┏━━

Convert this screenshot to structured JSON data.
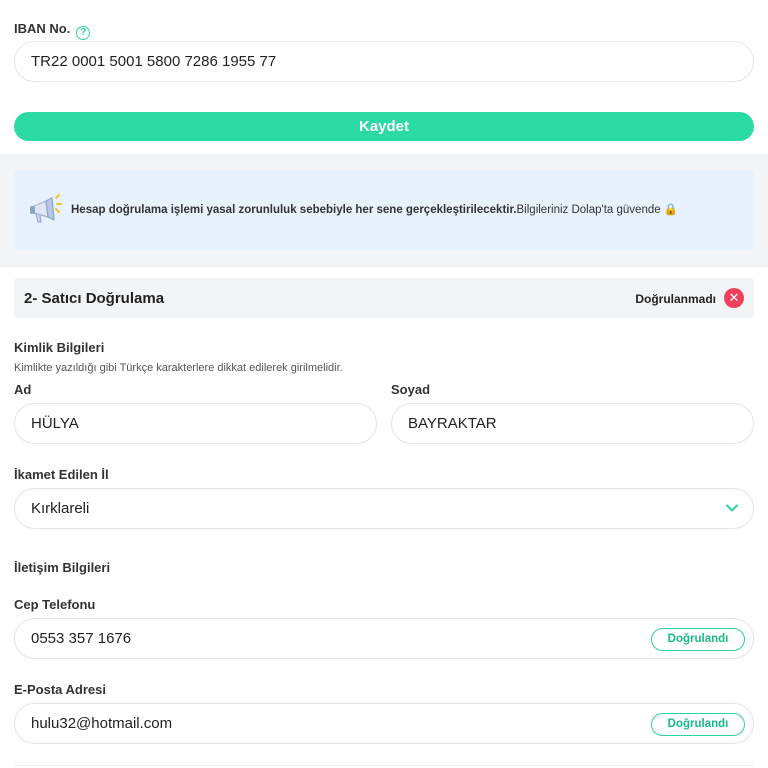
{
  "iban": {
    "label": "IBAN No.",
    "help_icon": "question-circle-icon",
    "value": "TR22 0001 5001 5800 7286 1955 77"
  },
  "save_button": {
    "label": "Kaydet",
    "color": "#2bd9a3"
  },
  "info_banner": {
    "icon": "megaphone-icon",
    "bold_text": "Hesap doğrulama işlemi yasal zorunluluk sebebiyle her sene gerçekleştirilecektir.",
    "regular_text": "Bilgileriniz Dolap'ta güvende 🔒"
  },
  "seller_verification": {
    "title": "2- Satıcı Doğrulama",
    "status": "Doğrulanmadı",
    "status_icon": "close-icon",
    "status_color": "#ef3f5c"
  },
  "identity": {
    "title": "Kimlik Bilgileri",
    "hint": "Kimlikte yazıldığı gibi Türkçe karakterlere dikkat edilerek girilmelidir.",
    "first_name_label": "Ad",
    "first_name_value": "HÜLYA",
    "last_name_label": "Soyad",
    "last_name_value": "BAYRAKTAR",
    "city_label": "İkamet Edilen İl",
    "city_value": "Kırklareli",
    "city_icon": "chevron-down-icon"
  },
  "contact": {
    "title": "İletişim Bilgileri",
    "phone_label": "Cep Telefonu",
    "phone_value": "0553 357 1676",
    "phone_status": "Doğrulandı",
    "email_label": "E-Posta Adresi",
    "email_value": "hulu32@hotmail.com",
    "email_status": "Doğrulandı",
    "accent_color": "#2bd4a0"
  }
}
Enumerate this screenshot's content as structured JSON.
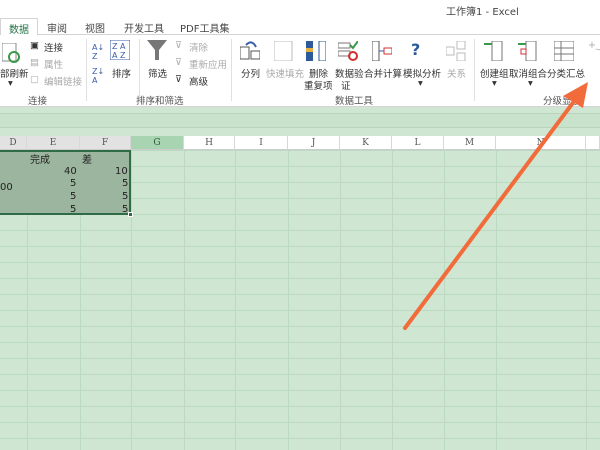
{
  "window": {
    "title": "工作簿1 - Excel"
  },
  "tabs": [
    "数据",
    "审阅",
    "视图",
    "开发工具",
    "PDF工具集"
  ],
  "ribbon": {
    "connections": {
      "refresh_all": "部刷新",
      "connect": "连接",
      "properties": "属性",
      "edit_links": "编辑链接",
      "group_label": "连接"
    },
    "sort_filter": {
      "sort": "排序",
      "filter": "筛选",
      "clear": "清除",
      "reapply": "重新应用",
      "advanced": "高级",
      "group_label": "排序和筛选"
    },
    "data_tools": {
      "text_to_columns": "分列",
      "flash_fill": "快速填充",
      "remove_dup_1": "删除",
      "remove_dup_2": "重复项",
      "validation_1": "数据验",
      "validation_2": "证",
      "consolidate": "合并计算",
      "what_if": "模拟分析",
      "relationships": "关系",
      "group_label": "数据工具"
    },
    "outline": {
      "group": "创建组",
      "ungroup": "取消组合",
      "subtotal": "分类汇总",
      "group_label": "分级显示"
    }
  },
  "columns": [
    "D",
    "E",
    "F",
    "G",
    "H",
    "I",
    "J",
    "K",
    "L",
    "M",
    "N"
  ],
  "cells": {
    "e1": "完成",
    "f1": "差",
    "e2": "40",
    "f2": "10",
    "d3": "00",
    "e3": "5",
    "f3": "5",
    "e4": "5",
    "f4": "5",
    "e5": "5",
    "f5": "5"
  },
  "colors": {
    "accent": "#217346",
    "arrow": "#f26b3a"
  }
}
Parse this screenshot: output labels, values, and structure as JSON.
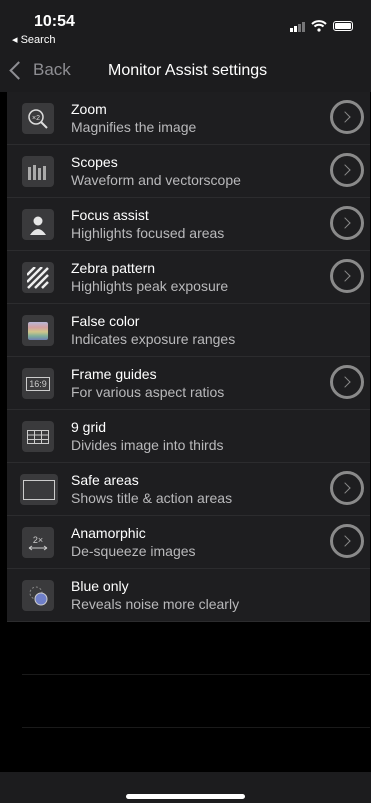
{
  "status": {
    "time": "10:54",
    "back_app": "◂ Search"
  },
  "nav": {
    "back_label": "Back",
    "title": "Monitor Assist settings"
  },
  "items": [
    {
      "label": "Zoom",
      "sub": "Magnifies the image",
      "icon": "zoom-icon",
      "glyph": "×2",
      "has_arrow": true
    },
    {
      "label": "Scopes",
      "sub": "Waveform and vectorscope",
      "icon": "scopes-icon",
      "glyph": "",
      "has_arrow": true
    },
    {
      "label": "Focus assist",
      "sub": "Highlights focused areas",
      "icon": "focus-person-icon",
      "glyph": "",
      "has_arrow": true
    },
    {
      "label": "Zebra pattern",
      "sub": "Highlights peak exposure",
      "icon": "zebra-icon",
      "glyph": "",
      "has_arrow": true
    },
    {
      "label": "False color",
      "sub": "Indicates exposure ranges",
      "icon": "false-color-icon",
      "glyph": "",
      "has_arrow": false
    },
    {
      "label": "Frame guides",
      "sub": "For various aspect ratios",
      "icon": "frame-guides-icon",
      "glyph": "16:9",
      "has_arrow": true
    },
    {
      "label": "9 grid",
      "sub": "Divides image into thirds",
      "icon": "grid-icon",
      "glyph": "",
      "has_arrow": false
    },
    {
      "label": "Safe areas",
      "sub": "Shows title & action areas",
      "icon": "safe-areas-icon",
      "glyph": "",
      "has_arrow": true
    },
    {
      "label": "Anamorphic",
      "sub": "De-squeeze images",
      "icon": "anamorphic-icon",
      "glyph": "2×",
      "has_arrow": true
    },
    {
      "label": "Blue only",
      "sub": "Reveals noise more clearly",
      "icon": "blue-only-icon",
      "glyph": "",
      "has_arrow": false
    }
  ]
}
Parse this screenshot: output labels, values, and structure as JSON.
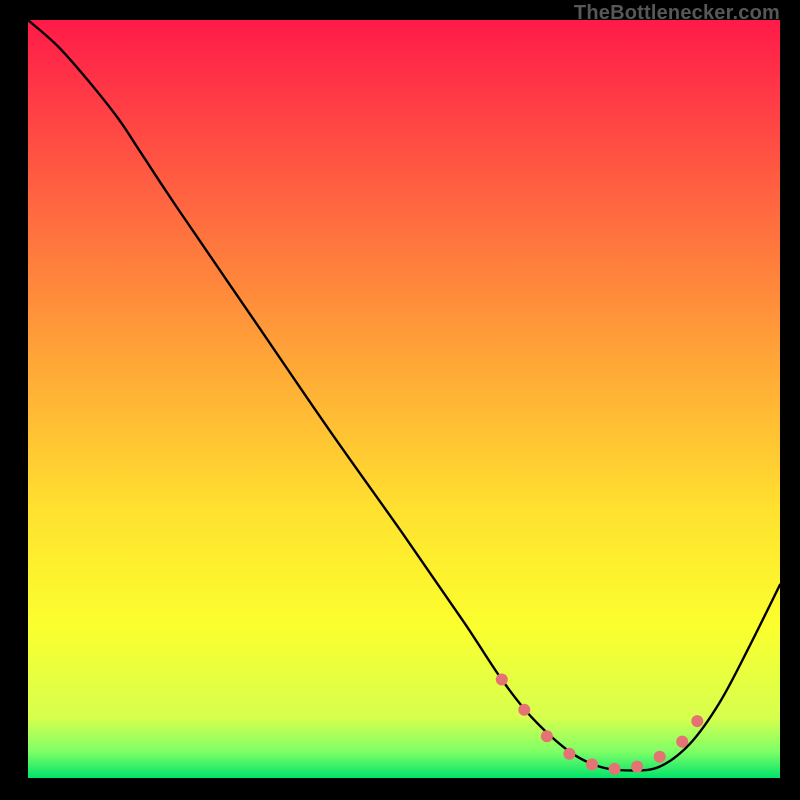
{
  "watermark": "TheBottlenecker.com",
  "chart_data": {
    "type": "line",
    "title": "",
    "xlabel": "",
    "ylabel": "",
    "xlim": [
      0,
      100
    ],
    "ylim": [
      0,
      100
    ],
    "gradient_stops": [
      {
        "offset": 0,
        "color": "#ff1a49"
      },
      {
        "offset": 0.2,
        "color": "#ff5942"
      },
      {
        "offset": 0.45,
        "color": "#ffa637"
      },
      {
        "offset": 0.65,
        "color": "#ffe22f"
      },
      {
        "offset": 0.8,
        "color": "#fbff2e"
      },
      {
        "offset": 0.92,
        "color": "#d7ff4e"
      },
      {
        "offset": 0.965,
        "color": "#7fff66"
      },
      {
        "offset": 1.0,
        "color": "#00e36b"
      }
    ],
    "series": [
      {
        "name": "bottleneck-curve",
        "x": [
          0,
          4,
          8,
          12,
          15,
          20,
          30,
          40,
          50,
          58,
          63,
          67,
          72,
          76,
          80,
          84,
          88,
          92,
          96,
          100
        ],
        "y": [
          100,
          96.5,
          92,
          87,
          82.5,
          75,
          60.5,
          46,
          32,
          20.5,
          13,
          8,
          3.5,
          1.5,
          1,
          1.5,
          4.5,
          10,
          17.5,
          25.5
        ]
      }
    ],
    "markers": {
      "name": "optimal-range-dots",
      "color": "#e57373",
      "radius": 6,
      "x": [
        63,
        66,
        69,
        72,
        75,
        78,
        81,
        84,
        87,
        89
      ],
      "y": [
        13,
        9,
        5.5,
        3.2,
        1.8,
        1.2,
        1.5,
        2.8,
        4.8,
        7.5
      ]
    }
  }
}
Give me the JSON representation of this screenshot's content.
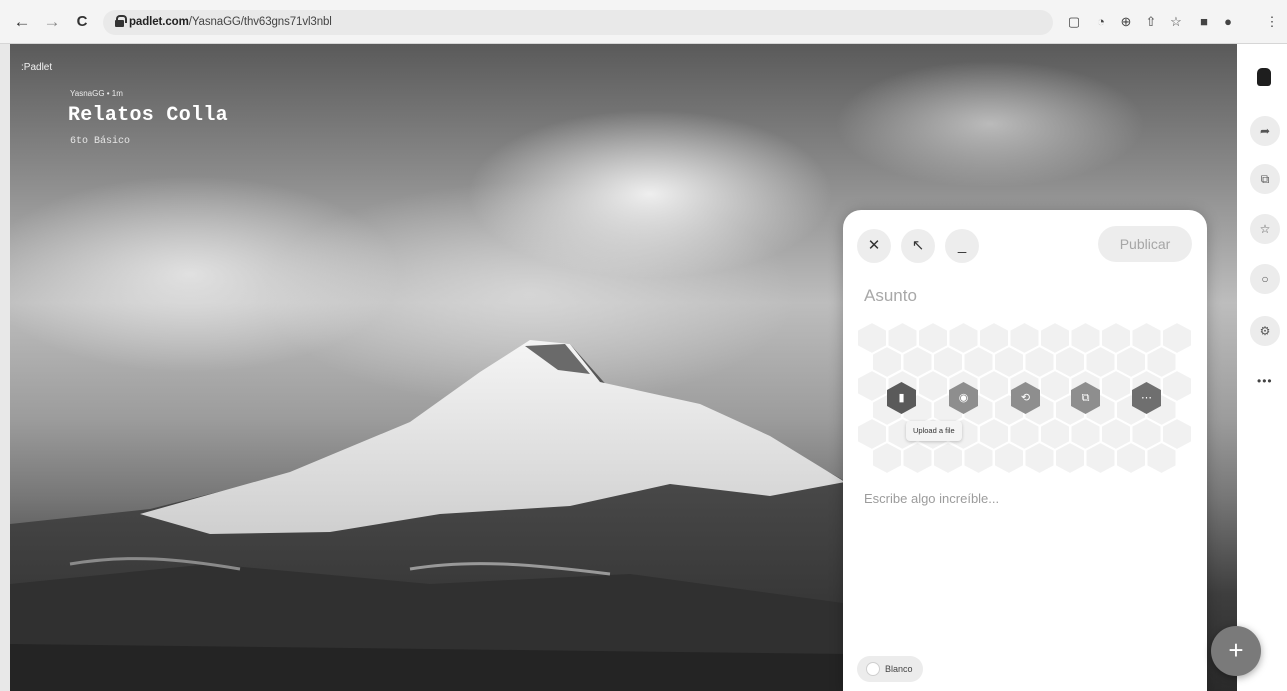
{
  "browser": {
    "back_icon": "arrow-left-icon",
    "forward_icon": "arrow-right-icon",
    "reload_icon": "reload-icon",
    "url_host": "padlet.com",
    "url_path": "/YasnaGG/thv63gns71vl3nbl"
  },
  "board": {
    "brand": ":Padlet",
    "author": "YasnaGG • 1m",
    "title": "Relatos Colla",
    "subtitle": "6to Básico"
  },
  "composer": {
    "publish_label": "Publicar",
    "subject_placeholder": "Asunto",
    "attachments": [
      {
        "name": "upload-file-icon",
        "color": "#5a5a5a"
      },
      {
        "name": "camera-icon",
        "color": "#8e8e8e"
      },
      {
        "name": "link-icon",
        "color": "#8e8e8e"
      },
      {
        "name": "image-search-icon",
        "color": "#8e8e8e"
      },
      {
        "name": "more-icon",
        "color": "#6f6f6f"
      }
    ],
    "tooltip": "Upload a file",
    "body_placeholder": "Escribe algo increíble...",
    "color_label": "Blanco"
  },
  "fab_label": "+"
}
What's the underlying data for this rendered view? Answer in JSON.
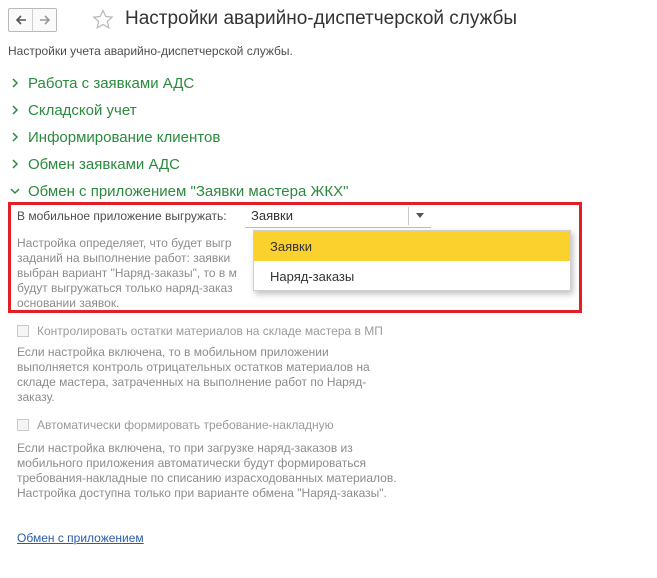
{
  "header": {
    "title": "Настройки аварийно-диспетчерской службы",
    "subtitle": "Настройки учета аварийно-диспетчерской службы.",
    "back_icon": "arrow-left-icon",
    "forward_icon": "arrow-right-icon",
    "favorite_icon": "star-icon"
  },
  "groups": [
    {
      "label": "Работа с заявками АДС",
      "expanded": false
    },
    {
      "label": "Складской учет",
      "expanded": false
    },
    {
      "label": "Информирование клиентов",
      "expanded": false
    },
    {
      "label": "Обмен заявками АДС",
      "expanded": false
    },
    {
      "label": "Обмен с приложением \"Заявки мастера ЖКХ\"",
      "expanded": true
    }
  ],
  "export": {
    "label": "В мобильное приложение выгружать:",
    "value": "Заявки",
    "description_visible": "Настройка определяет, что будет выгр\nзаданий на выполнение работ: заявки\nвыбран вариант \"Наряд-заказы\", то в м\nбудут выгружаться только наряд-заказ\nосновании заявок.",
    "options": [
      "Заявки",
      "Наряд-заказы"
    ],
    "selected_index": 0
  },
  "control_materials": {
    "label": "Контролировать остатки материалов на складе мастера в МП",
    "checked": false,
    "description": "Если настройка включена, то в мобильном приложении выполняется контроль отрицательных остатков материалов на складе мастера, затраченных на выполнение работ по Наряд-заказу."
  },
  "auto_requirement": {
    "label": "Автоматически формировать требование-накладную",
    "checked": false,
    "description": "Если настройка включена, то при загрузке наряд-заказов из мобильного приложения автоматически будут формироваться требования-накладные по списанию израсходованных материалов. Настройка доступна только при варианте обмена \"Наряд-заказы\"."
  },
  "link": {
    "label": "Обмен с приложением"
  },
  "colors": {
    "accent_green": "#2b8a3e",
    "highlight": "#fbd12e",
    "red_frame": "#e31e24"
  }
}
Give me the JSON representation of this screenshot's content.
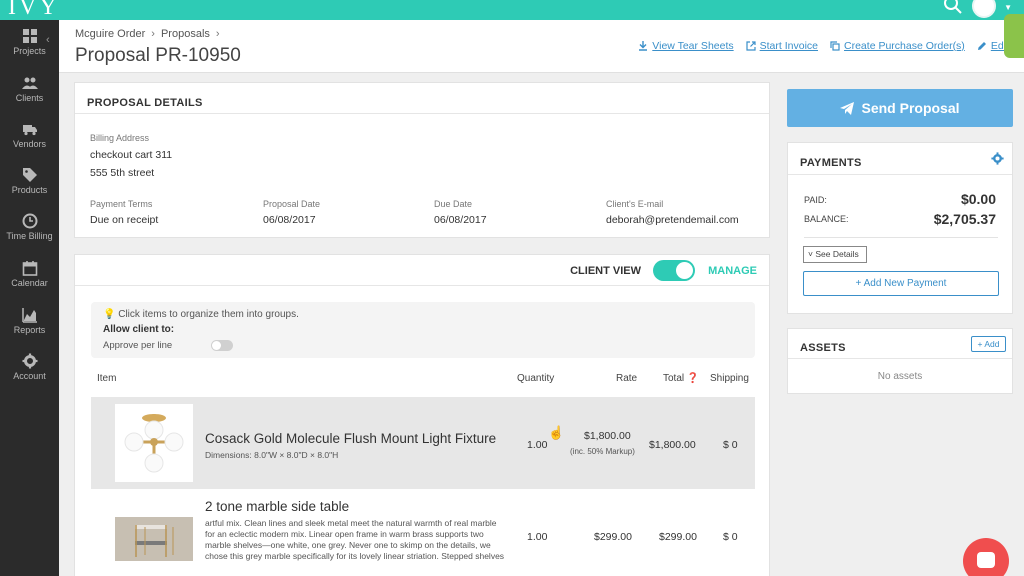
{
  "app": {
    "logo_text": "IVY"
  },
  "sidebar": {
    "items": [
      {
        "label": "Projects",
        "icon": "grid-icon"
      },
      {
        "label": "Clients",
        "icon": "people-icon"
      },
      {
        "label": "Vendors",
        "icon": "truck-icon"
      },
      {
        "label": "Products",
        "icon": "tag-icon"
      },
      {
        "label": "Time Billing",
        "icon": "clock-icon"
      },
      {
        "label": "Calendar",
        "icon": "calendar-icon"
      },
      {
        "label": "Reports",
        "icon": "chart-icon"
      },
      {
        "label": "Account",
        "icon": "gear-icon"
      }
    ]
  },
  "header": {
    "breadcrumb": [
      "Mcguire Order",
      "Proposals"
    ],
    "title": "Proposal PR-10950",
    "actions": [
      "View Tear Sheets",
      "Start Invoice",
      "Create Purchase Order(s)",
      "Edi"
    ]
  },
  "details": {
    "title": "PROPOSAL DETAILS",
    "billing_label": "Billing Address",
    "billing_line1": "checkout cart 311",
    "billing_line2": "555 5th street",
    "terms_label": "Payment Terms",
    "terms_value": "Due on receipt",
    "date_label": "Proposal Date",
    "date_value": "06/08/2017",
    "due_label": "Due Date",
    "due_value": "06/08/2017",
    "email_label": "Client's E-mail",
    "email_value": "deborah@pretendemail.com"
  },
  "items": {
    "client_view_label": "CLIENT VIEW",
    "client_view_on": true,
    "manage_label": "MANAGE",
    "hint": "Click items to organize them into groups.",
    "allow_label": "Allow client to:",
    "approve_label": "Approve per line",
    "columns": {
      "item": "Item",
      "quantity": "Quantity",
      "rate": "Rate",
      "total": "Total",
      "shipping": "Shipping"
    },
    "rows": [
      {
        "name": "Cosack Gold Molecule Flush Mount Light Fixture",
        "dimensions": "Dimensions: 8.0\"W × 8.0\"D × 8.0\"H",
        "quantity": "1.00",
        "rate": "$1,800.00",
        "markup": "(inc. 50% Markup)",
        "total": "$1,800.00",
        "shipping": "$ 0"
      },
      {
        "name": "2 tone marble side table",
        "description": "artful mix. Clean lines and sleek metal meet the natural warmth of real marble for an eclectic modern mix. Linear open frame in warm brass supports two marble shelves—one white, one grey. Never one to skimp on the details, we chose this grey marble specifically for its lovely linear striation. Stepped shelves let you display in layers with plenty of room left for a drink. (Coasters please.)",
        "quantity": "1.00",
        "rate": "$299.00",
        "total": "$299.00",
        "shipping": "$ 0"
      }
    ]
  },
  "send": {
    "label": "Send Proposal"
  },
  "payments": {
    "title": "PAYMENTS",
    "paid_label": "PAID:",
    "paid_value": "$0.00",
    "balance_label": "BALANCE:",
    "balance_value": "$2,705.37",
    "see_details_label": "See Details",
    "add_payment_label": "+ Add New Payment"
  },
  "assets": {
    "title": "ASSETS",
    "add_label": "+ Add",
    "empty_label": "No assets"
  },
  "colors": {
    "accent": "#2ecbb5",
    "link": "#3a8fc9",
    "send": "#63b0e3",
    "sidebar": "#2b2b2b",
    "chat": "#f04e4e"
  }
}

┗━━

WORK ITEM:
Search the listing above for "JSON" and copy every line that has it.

RESULT OF THE EXERCISE:
Convert this screenshot to structured JSON data.
Enumerate this screenshot's content as structured JSON.
Parse this screenshot: output labels, values, and structure as JSON.
Parse this screenshot: output labels, values, and structure as JSON.
Give me the JSON representation of this screenshot's content.
What's the underlying data for this rendered view? Answer in JSON.
Give me the JSON representation of this screenshot's content.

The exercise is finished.